■ PROBLEM:
Show each line of the entries below in which the word "NTFS" appears.

■ DATASET RECORDS:

★ ★ ★

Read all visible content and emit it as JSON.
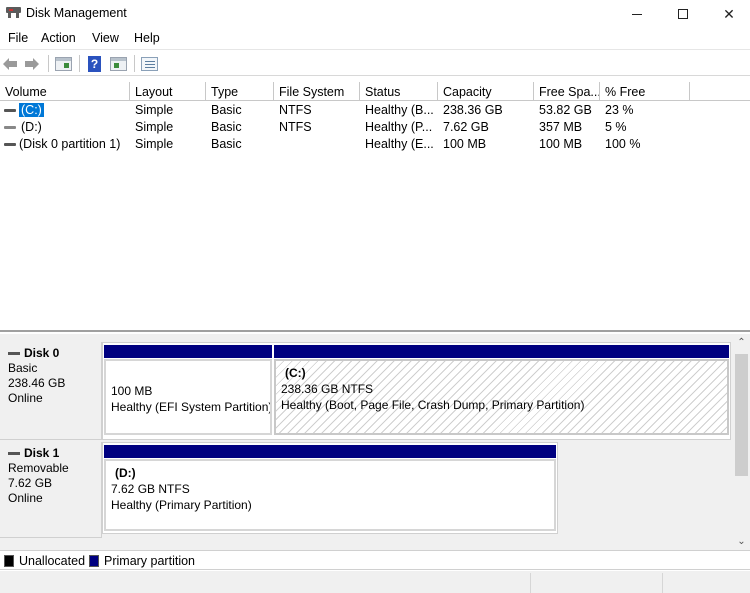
{
  "window": {
    "title": "Disk Management",
    "icons": {
      "app": "disk-management-icon",
      "minimize": "minimize-icon",
      "maximize": "maximize-icon",
      "close": "close-icon"
    },
    "close_glyph": "✕"
  },
  "menu": {
    "items": [
      {
        "label": "File"
      },
      {
        "label": "Action"
      },
      {
        "label": "View"
      },
      {
        "label": "Help"
      }
    ]
  },
  "toolbar": {
    "buttons": [
      "back-arrow-icon",
      "forward-arrow-icon",
      "show-hide-console-tree-icon",
      "help-icon",
      "show-hide-action-pane-icon",
      "properties-list-icon"
    ],
    "help_glyph": "?"
  },
  "volume_list": {
    "columns": [
      "Volume",
      "Layout",
      "Type",
      "File System",
      "Status",
      "Capacity",
      "Free Spa...",
      "% Free"
    ],
    "rows": [
      {
        "volume": "(C:)",
        "layout": "Simple",
        "type": "Basic",
        "file_system": "NTFS",
        "status": "Healthy (B...",
        "capacity": "238.36 GB",
        "free_space": "53.82 GB",
        "percent_free": "23 %",
        "selected": true
      },
      {
        "volume": "(D:)",
        "layout": "Simple",
        "type": "Basic",
        "file_system": "NTFS",
        "status": "Healthy (P...",
        "capacity": "7.62 GB",
        "free_space": "357 MB",
        "percent_free": "5 %",
        "selected": false
      },
      {
        "volume": "(Disk 0 partition 1)",
        "layout": "Simple",
        "type": "Basic",
        "file_system": "",
        "status": "Healthy (E...",
        "capacity": "100 MB",
        "free_space": "100 MB",
        "percent_free": "100 %",
        "selected": false
      }
    ]
  },
  "disks": [
    {
      "name": "Disk 0",
      "type": "Basic",
      "size": "238.46 GB",
      "state": "Online",
      "partitions": [
        {
          "title": "",
          "size_line": "100 MB",
          "status_line": "Healthy (EFI System Partition)",
          "hatched": false
        },
        {
          "title": "(C:)",
          "size_line": "238.36 GB NTFS",
          "status_line": "Healthy (Boot, Page File, Crash Dump, Primary Partition)",
          "hatched": true
        }
      ]
    },
    {
      "name": "Disk 1",
      "type": "Removable",
      "size": "7.62 GB",
      "state": "Online",
      "partitions": [
        {
          "title": "(D:)",
          "size_line": "7.62 GB NTFS",
          "status_line": "Healthy (Primary Partition)",
          "hatched": false
        }
      ]
    }
  ],
  "scrollbar": {
    "up_glyph": "⌃",
    "down_glyph": "⌄"
  },
  "legend": {
    "items": [
      {
        "label": "Unallocated",
        "color": "#000000"
      },
      {
        "label": "Primary partition",
        "color": "#000080"
      }
    ]
  },
  "colors": {
    "primary_partition": "#000080",
    "selection": "#0078d7"
  }
}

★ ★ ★

■ RESPONSE FOR THIS EXERCISE:
        "file_system": "NTFS",
        "file_system": "NTFS",
          "size_line": "238.36 GB NTFS",
          "size_line": "7.62 GB NTFS",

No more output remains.